Show full item record


Title: Polyamory in Finland
Alternative title: Polyamory and Kinship in Finland : Negotiating Love, Equality and the Self
Author: Matilainen, Jesse Nalle
Other contributor: Helsingin yliopisto, Valtiotieteellinen tiedekunta, Sosiaalitieteiden laitos
University of Helsinki, Faculty of Social Sciences, Department of Social Research
Helsingfors universitet, Statsvetenskapliga fakulteten, Institutionen för socialvetenskaper
Publisher: Helsingfors universitet
Date: 2012
Language: eng
URI: http://urn.fi/URN:NBN:fi:hulib-201703271885
Thesis level: master's thesis
Discipline: Social and Cultural Anthropology
Sosiaali- ja kulttuuriantropologia
Social- och kulturantropologi
Abstract: My graduate thesis looks at polyamory, or consensual parralel relationships through the study of kinship in anthropology. I concentrate on Lévi-Strauss ideas about structural exchange in relation to David Schneiders ideas about kinship substance and Marilyn Stratherns ideas about gender. I look at how the study of kinship has been formed by the connecting of love with sex in Western discourse and how olyamorists question this connection in their practices. My aim is to understand polyamorous sociality through its own terms. I studied people identifying themselves as polyamorists in Finland. My study consisted of 12 interviews and a survey with a take of 76 espondents. My fieldwork was done in the summer of 2011, in the three major cities of Finland: Helsinki, Turku and Tampere. I found that polyamorists constituted a distinct group that differed from what has been statistically studied as the Finnish norm. They were mostly feminists, non religious urban adults. In my research I found that polyamorists were using consensuality to actively create their relationships and themselves as individuals. This was done in opposition to marriage, but it was in relation to a specifically Finnish ideal of relationships being based on equality. In their attempts to recreate equality in parrallel relationships through consensuality, polyamorists were at the same time adhering to ideals as they were changing the normative forms of relationships. I found that polyamorists were creating relatedness not through sexual intercourse, but through a particular discourse of love where love. This love was expressed as negotiation and agreements, which became central in how polyamorists defined themselves as individuals in their relationships.

Files in this item

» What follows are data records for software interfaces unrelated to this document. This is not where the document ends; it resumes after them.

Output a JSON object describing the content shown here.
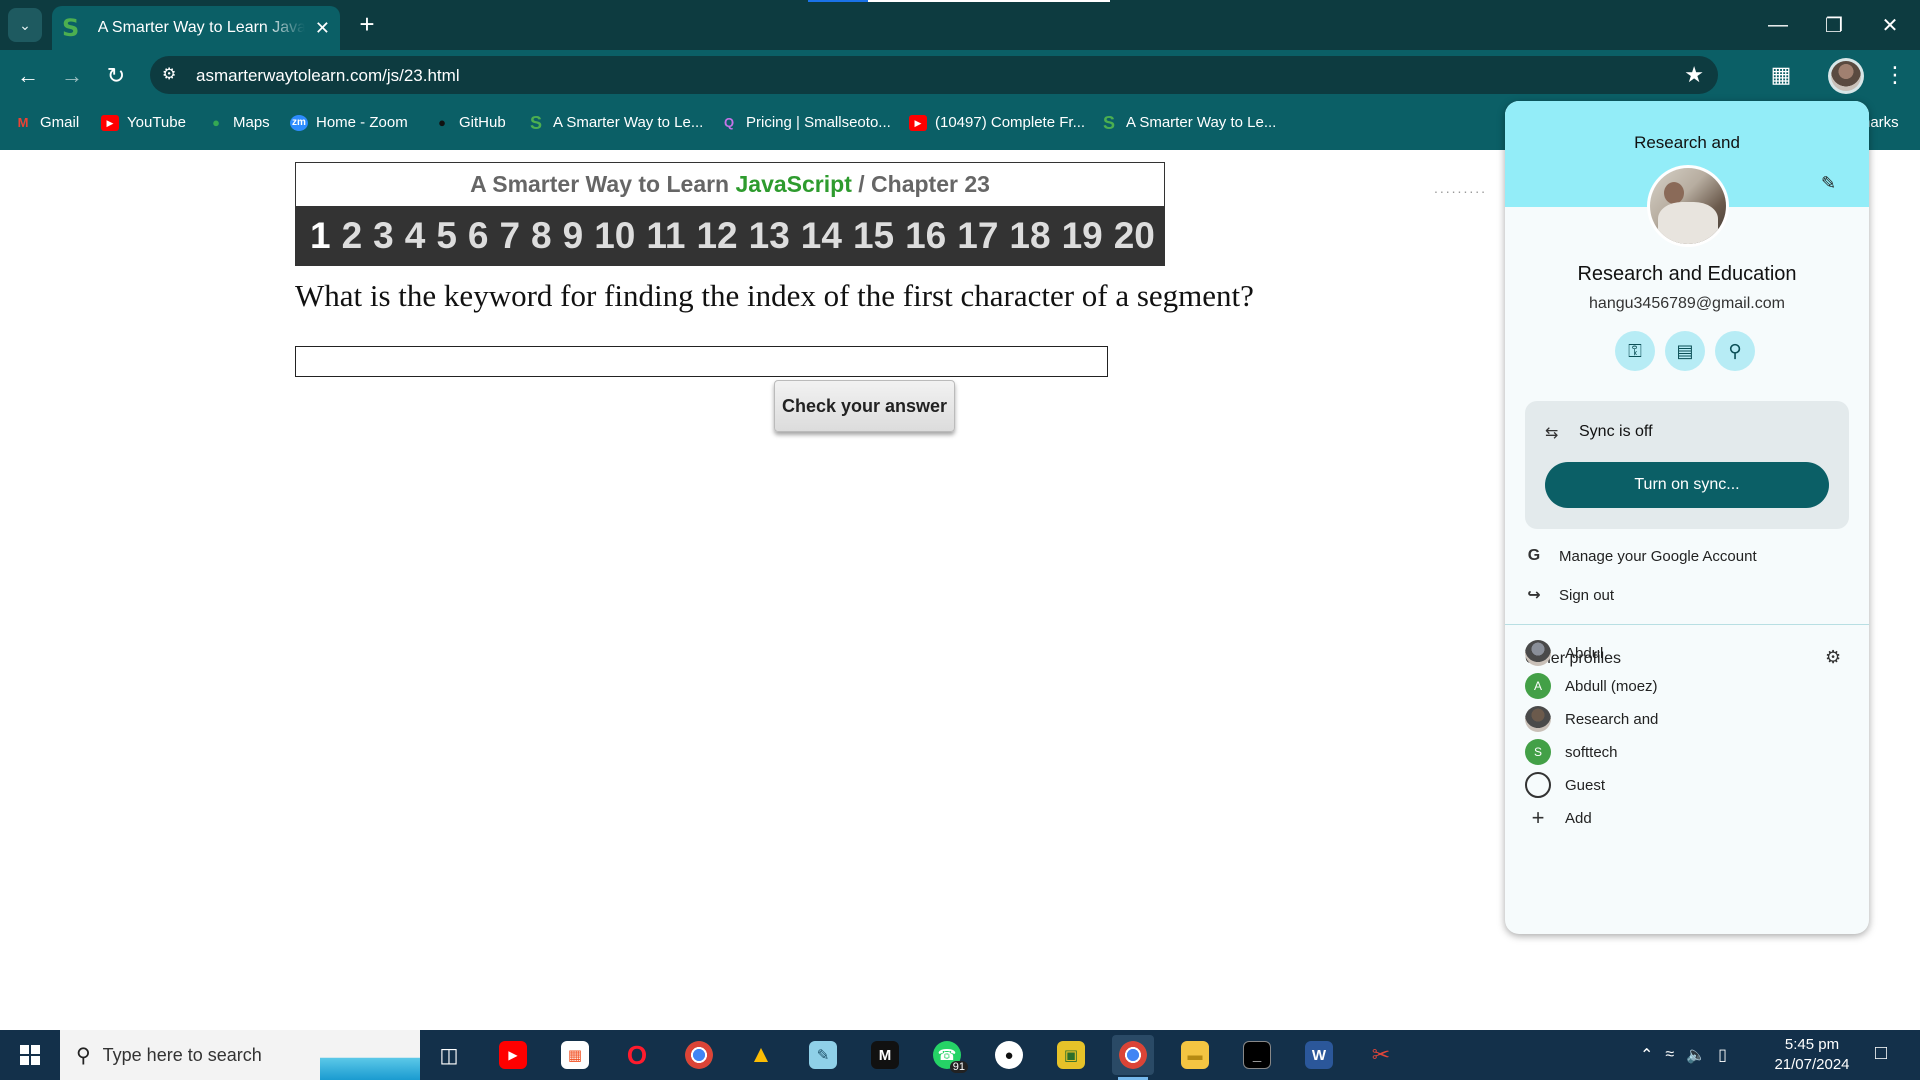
{
  "browser": {
    "tab": {
      "title": "A Smarter Way to Learn JavaScri",
      "favicon": "S"
    },
    "url": "asmarterwaytolearn.com/js/23.html",
    "bookmarks": [
      {
        "label": "Gmail",
        "icon": "gmail-icon",
        "glyph": "M",
        "color": "#ea4335"
      },
      {
        "label": "YouTube",
        "icon": "youtube-icon",
        "glyph": "▶",
        "color": "#ff0000"
      },
      {
        "label": "Maps",
        "icon": "maps-icon",
        "glyph": "●",
        "color": "#34a853"
      },
      {
        "label": "Home - Zoom",
        "icon": "zoom-icon",
        "glyph": "zm",
        "color": "#2d8cff"
      },
      {
        "label": "GitHub",
        "icon": "github-icon",
        "glyph": "●",
        "color": "#111111"
      },
      {
        "label": "A Smarter Way to Le...",
        "icon": "smarter-way-icon",
        "glyph": "S",
        "color": "#4caf50"
      },
      {
        "label": "Pricing | Smallseoto...",
        "icon": "smallseotools-icon",
        "glyph": "Q",
        "color": "#c774e8"
      },
      {
        "label": "(10497) Complete Fr...",
        "icon": "youtube-icon",
        "glyph": "▶",
        "color": "#ff0000"
      },
      {
        "label": "A Smarter Way to Le...",
        "icon": "smarter-way-icon",
        "glyph": "S",
        "color": "#4caf50"
      }
    ],
    "bookmarks_overflow": "harks"
  },
  "page": {
    "header": {
      "prefix": "A Smarter Way to Learn",
      "brand": "JavaScript",
      "separator": "/",
      "chapter": "Chapter 23"
    },
    "chapter_numbers": [
      "1",
      "2",
      "3",
      "4",
      "5",
      "6",
      "7",
      "8",
      "9",
      "10",
      "11",
      "12",
      "13",
      "14",
      "15",
      "16",
      "17",
      "18",
      "19",
      "20"
    ],
    "question": "What is the keyword for finding the index of the first character of a segment?",
    "answer_value": "",
    "check_button": "Check your answer",
    "dots": "........."
  },
  "profile_panel": {
    "heading": "Research and",
    "name": "Research and Education",
    "email": "hangu3456789@gmail.com",
    "sync_status": "Sync is off",
    "sync_button": "Turn on sync...",
    "manage_account": "Manage your Google Account",
    "sign_out": "Sign out",
    "other_profiles_title": "Other profiles",
    "other_profiles": [
      {
        "name": "Abdul",
        "avatar": "photo",
        "color": "#8a8f99",
        "letter": ""
      },
      {
        "name": "Abdull (moez)",
        "avatar": "letter",
        "color": "#43a047",
        "letter": "A"
      },
      {
        "name": "Research and",
        "avatar": "photo",
        "color": "#6b5a4c",
        "letter": ""
      },
      {
        "name": "softtech",
        "avatar": "letter",
        "color": "#43a047",
        "letter": "S"
      },
      {
        "name": "Guest",
        "avatar": "guest-icon",
        "color": "#f6fbfc",
        "letter": ""
      },
      {
        "name": "Add",
        "avatar": "plus-icon",
        "color": "#f6fbfc",
        "letter": ""
      }
    ]
  },
  "taskbar": {
    "search_placeholder": "Type here to search",
    "whatsapp_badge": "91",
    "time": "5:45 pm",
    "date": "21/07/2024"
  }
}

Total number of downloads: Loading...

Files Size Format View
gradu_jessemlib.pdf 710.4Kb PDF View/Open
gradu_jessem-lib.pdf 710.4Kb PDF View/Open

This item appears in the following Collection(s)

Show full item record